Here is the text of the Bipartisan Health Care Stabilization Act, co-sponsored by Senators Patty Murray (D-WA) and Lamar Alexander (R-TN), that would appropriate funding for cost sharing reduction (CSR) reimbursement payments to health insurance plans participating in the health insurance exchanges established under the Affordable Care Act (ACA). A federal district court had agreed with House Republicans in May 2016 that the payments had to be appropriated each fiscal year and a federal appeals court has been waiting for the Trump administration to formally reverse its position in the litigation since the Obama administration had defended the legality of continuing to make the payments without annual appropriations. On October 12, the Trump administration finally announced that reversal in legal position and that it would no longer make those payments, effective immediately. California, 17 other states, and the District of Columbia have requested a federal court injunction to continue the payments.
The Murray-Alexander bill is also sponsored by Senators Tammy Baldwin (D-WI), Richard Burr (R-NC), Tom Carper (D-DE), Bill Cassidy (R-LA), Susan Collins (R-ME), Bob Corker (R-TN), Joe Donnelly (D-IN), Joni Ernst (R-IA), Al Franken (D-MN), Lindsey Graham (R-SC), Charles Grassley (R-IA), Maggie Hassan (D-NH), Heidi Heitkamp (D-ND), Johnny Isakson (R-GA), Angus King (I-ME), Amy Klobuchar (D-MN), Joe Manchin (D-WV), John McCain (R-AZ), Claire McCaskill (D-MO), Lisa Murkowski (R-AK), Mike Rounds (R-SD), and Jeanne Shaheen (D-NH).

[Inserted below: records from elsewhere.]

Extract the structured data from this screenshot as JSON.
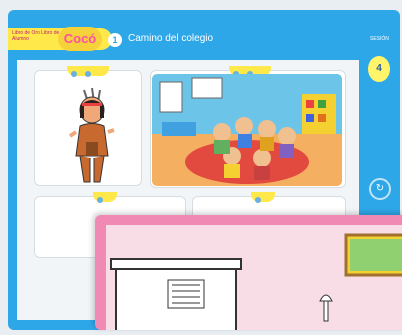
{
  "header": {
    "brand_text": "Libro de Oro Libro de Alumno",
    "logo_text": "Cocó",
    "unit_number": "1",
    "title": "Camino del colegio"
  },
  "side": {
    "label": "SESIÓN",
    "counter": "4"
  },
  "icons": {
    "next": "arrow-right-icon",
    "speaker": "speaker-icon"
  }
}
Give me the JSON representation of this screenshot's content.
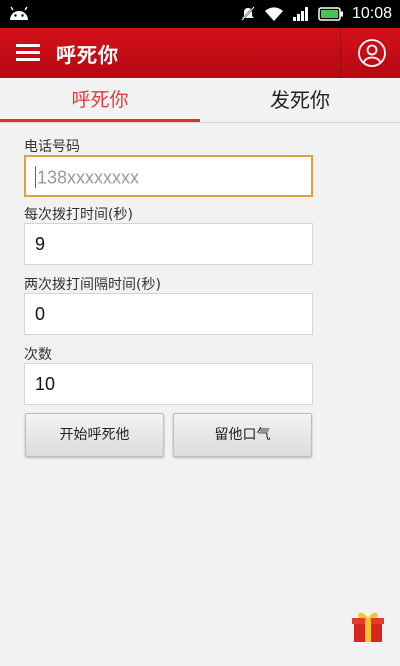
{
  "status_bar": {
    "time": "10:08"
  },
  "app_bar": {
    "title": "呼死你"
  },
  "tabs": [
    {
      "label": "呼死你"
    },
    {
      "label": "发死你"
    }
  ],
  "form": {
    "phone": {
      "label": "电话号码",
      "placeholder": "138xxxxxxxx",
      "value": ""
    },
    "duration": {
      "label": "每次拨打时间(秒)",
      "value": "9"
    },
    "interval": {
      "label": "两次拨打间隔时间(秒)",
      "value": "0"
    },
    "count": {
      "label": "次数",
      "value": "10"
    }
  },
  "buttons": {
    "start": "开始呼死他",
    "stop": "留他口气"
  },
  "colors": {
    "accent": "#d9322f",
    "app_bar": "#c50f17",
    "focus_border": "#e0a040"
  }
}
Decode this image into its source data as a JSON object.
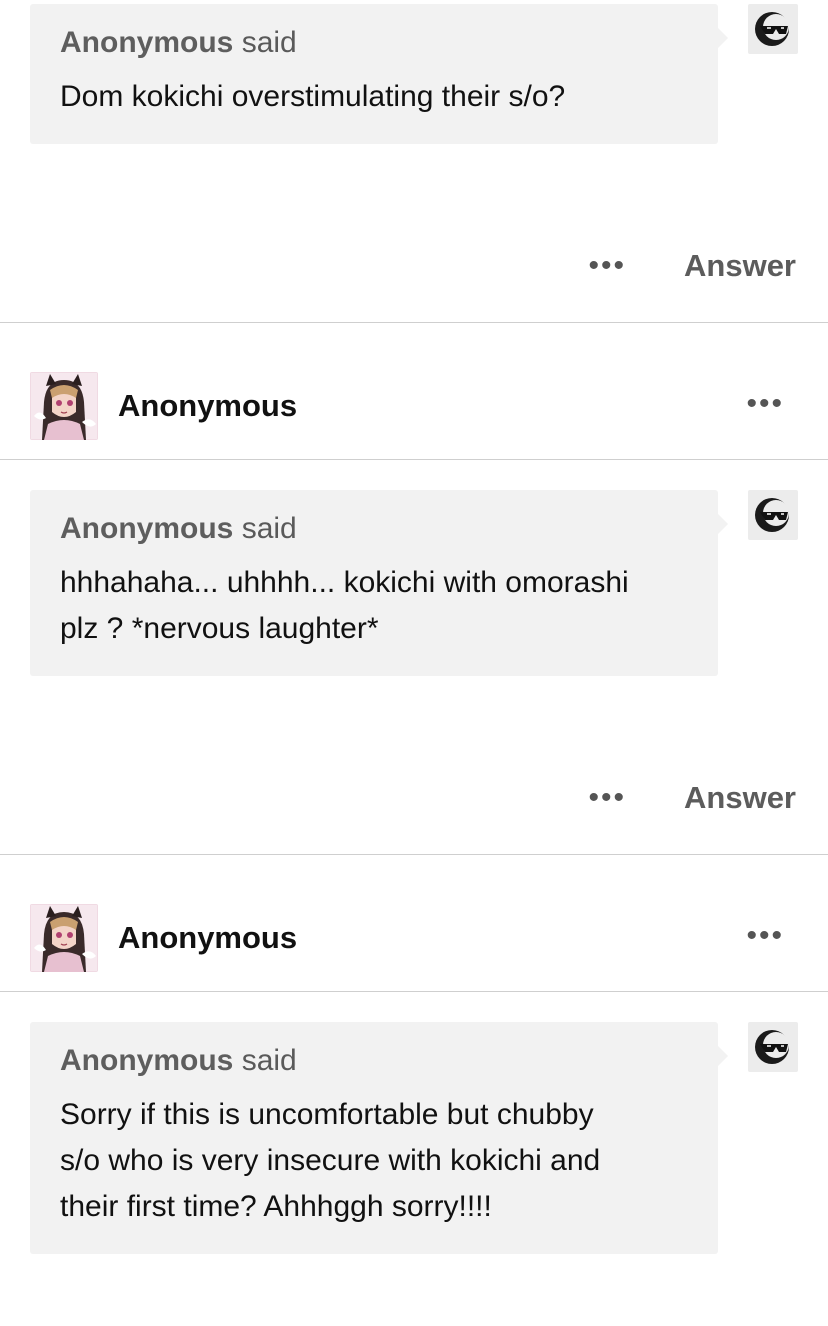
{
  "posts": [
    {
      "asker": "Anonymous",
      "said": "said",
      "question": "Dom kokichi overstimulating their s/o?",
      "more_label": "•••",
      "answer_label": "Answer"
    },
    {
      "username": "Anonymous",
      "header_more": "•••",
      "asker": "Anonymous",
      "said": "said",
      "question_lines": [
        "hhhahaha... uhhhh... kokichi with omorashi",
        "plz ? *nervous laughter*"
      ],
      "more_label": "•••",
      "answer_label": "Answer"
    },
    {
      "username": "Anonymous",
      "header_more": "•••",
      "asker": "Anonymous",
      "said": "said",
      "question_lines": [
        "Sorry if this is uncomfortable but chubby",
        "s/o who is very insecure with kokichi and",
        "their first time? Ahhhggh sorry!!!!"
      ]
    }
  ],
  "icons": {
    "anon_avatar": "sunglasses-icon",
    "user_avatar": "anime-avatar",
    "more": "more-dots-icon"
  },
  "colors": {
    "bubble": "#f2f2f2",
    "divider": "#cfcfcf",
    "muted_text": "#5a5a5a"
  }
}
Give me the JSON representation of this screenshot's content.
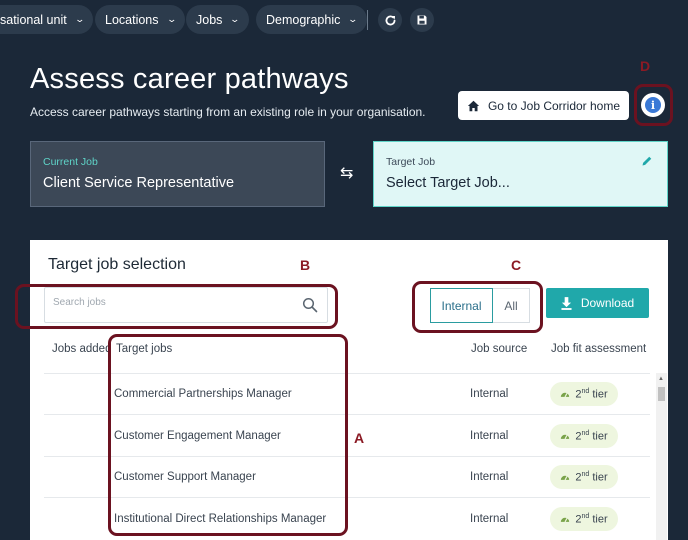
{
  "filters": [
    {
      "label": "sational unit"
    },
    {
      "label": "Locations"
    },
    {
      "label": "Jobs"
    },
    {
      "label": "Demographic"
    }
  ],
  "header": {
    "title": "Assess career pathways",
    "subtitle": "Access career pathways starting from an existing role in your organisation.",
    "corridor_button": "Go to Job Corridor home"
  },
  "current_job": {
    "label": "Current Job",
    "value": "Client Service Representative"
  },
  "target_job": {
    "label": "Target Job",
    "value": "Select Target Job..."
  },
  "panel": {
    "title": "Target job selection",
    "search_placeholder": "Search jobs",
    "toggle": {
      "internal": "Internal",
      "all": "All",
      "selected": "Internal"
    },
    "download_label": "Download",
    "columns": {
      "jobs_added": "Jobs added",
      "target_jobs": "Target jobs",
      "job_source": "Job source",
      "job_fit": "Job fit assessment"
    },
    "rows": [
      {
        "job": "Commercial Partnerships Manager",
        "source": "Internal",
        "tier_num": "2",
        "tier_sup": "nd",
        "tier_word": "tier"
      },
      {
        "job": "Customer Engagement Manager",
        "source": "Internal",
        "tier_num": "2",
        "tier_sup": "nd",
        "tier_word": "tier"
      },
      {
        "job": "Customer Support Manager",
        "source": "Internal",
        "tier_num": "2",
        "tier_sup": "nd",
        "tier_word": "tier"
      },
      {
        "job": "Institutional Direct Relationships Manager",
        "source": "Internal",
        "tier_num": "2",
        "tier_sup": "nd",
        "tier_word": "tier"
      }
    ]
  },
  "annotations": {
    "a": "A",
    "b": "B",
    "c": "C",
    "d": "D"
  },
  "colors": {
    "background": "#1b2838",
    "accent_teal": "#20a8aa",
    "annotation": "#6b1220",
    "tier_badge": "#eef6df"
  },
  "icons": [
    "refresh-icon",
    "save-icon",
    "home-icon",
    "info-icon",
    "swap-icon",
    "pencil-icon",
    "search-icon",
    "download-icon",
    "gauge-icon"
  ]
}
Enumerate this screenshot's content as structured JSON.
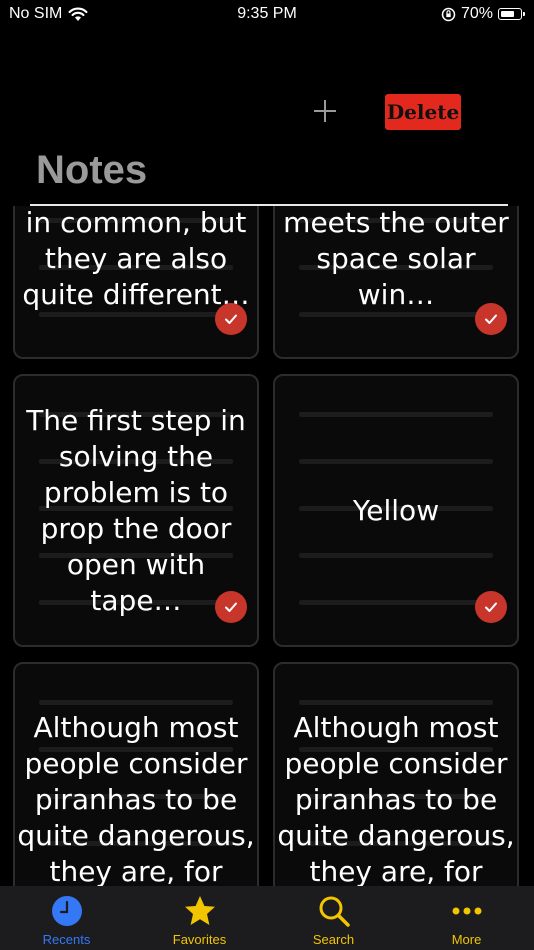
{
  "status_bar": {
    "carrier": "No SIM",
    "time": "9:35 PM",
    "battery_percent": "70%",
    "battery_level": 0.7
  },
  "header": {
    "title": "Notes",
    "delete_label": "Delete"
  },
  "notes": [
    {
      "text": "in common, but they are also quite different…",
      "checked": true
    },
    {
      "text": "when our sky meets the outer space solar win…",
      "checked": true
    },
    {
      "text": "The first step in solving the problem is to prop the door open with tape…",
      "checked": true
    },
    {
      "text": "Yellow",
      "checked": true
    },
    {
      "text": "Although most people consider piranhas to be quite dangerous, they are, for th…",
      "checked": false
    },
    {
      "text": "Although most people consider piranhas to be quite dangerous, they are, for th…",
      "checked": false
    }
  ],
  "tabs": [
    {
      "label": "Recents",
      "icon": "clock-icon",
      "active": true
    },
    {
      "label": "Favorites",
      "icon": "star-icon",
      "active": false
    },
    {
      "label": "Search",
      "icon": "search-icon",
      "active": false
    },
    {
      "label": "More",
      "icon": "more-icon",
      "active": false
    }
  ],
  "colors": {
    "accent_blue": "#3478f6",
    "accent_yellow": "#f2c500",
    "delete_red": "#e3281d",
    "check_red": "#c8352b"
  }
}
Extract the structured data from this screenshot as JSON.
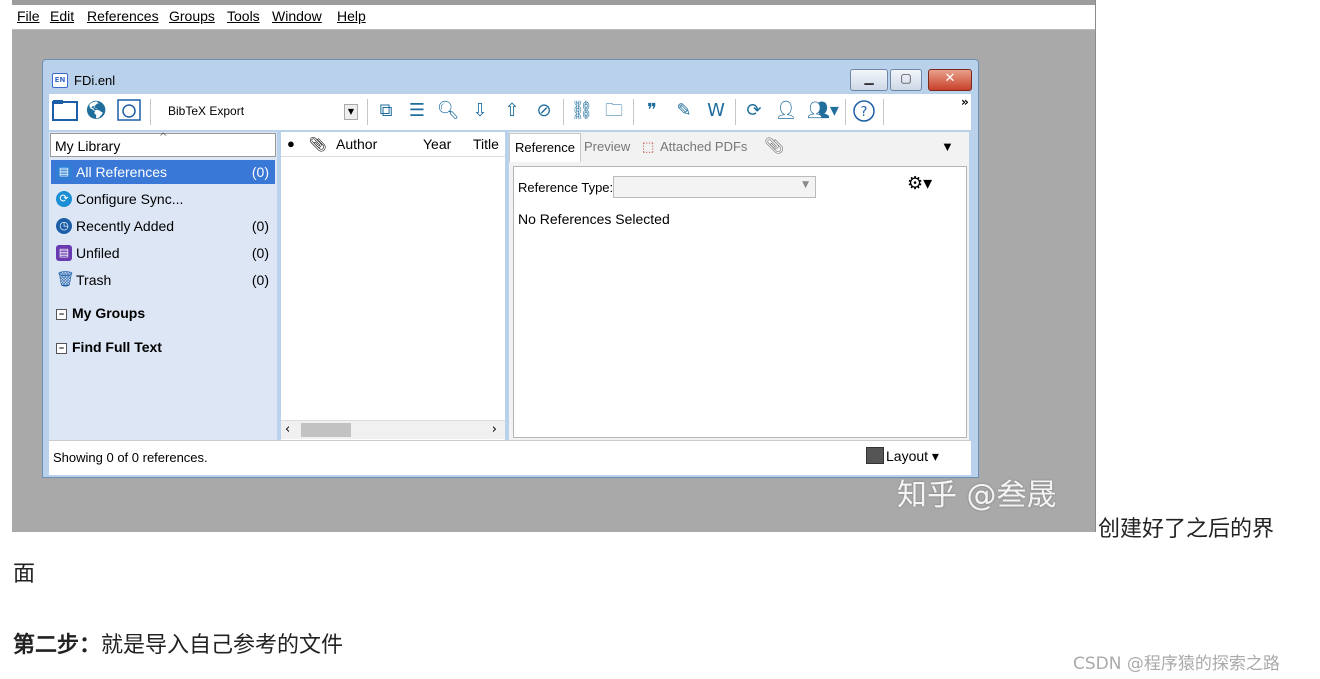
{
  "menu": [
    "File",
    "Edit",
    "References",
    "Groups",
    "Tools",
    "Window",
    "Help"
  ],
  "window": {
    "title": "FDi.enl",
    "icon_text": "EN"
  },
  "toolbar": {
    "style_select": "BibTeX Export",
    "overflow": "»"
  },
  "library": {
    "header": "My Library",
    "groups": [
      {
        "name": "All References",
        "count": "(0)",
        "icon": "all-references-icon"
      },
      {
        "name": "Configure Sync...",
        "count": "",
        "icon": "sync-icon"
      },
      {
        "name": "Recently Added",
        "count": "(0)",
        "icon": "clock-icon"
      },
      {
        "name": "Unfiled",
        "count": "(0)",
        "icon": "unfiled-icon"
      },
      {
        "name": "Trash",
        "count": "(0)",
        "icon": "trash-icon"
      }
    ],
    "sections": [
      "My Groups",
      "Find Full Text"
    ]
  },
  "columns": {
    "author": "Author",
    "year": "Year",
    "title": "Title"
  },
  "tabs": [
    "Reference",
    "Preview",
    "Attached PDFs"
  ],
  "reference_panel": {
    "type_label": "Reference Type:",
    "empty": "No References Selected"
  },
  "status": {
    "text": "Showing 0 of 0 references.",
    "layout": "Layout"
  },
  "watermark": "知乎 @叁晟",
  "caption": {
    "line1": "创建好了之后的界",
    "line2": "面"
  },
  "step": {
    "bold": "第二步：",
    "text": "就是导入自己参考的文件"
  },
  "credit": "CSDN @程序猿的探索之路"
}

The bill would provide funding for the CSR payments through 2019 , and states accessing the payments would be required to certify that both health care consumers and the federal government are financially benefiting from the payments of the CSRs that are made to health insurance plans participating in the ACA health insurance marketplaces, to avoid the criticism that the payments are “bailouts” to the health plans. Most health economists agree that the CSRs keep more Americans insured by making health insurance more affordable, which expands the overall risk pool of insured, which allows the health plans to keep premiums and cost-sharing lower. Conversely, without the CSRs, more Americans would become uninsured because they could not afford the premiums and cost-sharing, with shrinks the risk pool, which results in higher premiums and cost-sharing for the remaining insured, and more Americans needing the ACA tax credits to pay for those higher premiums (which results in a net increase in federal spending rather than any savings).
In a direct legislative override of President Donald Trump’s executive actions, the bill also would require that the Department of Health and Human Services (HHS) engage in outreach and education activities to support enrollment in the ACA’s health insurance marketplaces, and to report back to Congress about those activities. The Trump administration is reducing the amount spent on these outreach activities by 90% when the fifth, much shortened, open enrollment period (for health plan coverage year 2018) begins on November 1 (and ends on December 15), with the federal website unavailable for 12 hours every Sunday evening, when many applicants would ordinarily be using the website.
The bill also would make numerous amendments to section 1332 of the ACA, which allows “waivers” to states to implement alternate health insurance rules, as long as levels of coverage and affordability are maintained. The amendments would provide more flexibility than the original ACA (for example, to use a ten-year period to show cost neutrality rather than having to demonstrate cost neutrality every year) and would streamline and expedite the review, approval, renewal of such waivers.
The bill also would expand the availability of so-called “copper” level, or catastrophic coverage plans with lower premiums (since they provide only catastrophic coverage), and would instruct HHS to issue regulations about selling health insurance products “across state lines”, a favorite proposal of many Republicans (that ironically, almost all national, regional, and state health plans have never requested, or supported).
The bill does not reference any specific sources of federal revenues for the CSR payments; presumably since section 1332 waivers would still have to be cost-neutral, there would be no additional costs from expanding the number or types of those waivers.
The Senate Health, Education, Labor, and Pensions Committee has prepared this section-by-section summary of the bill:
A vote on the bill has yet to be scheduled in the Senate.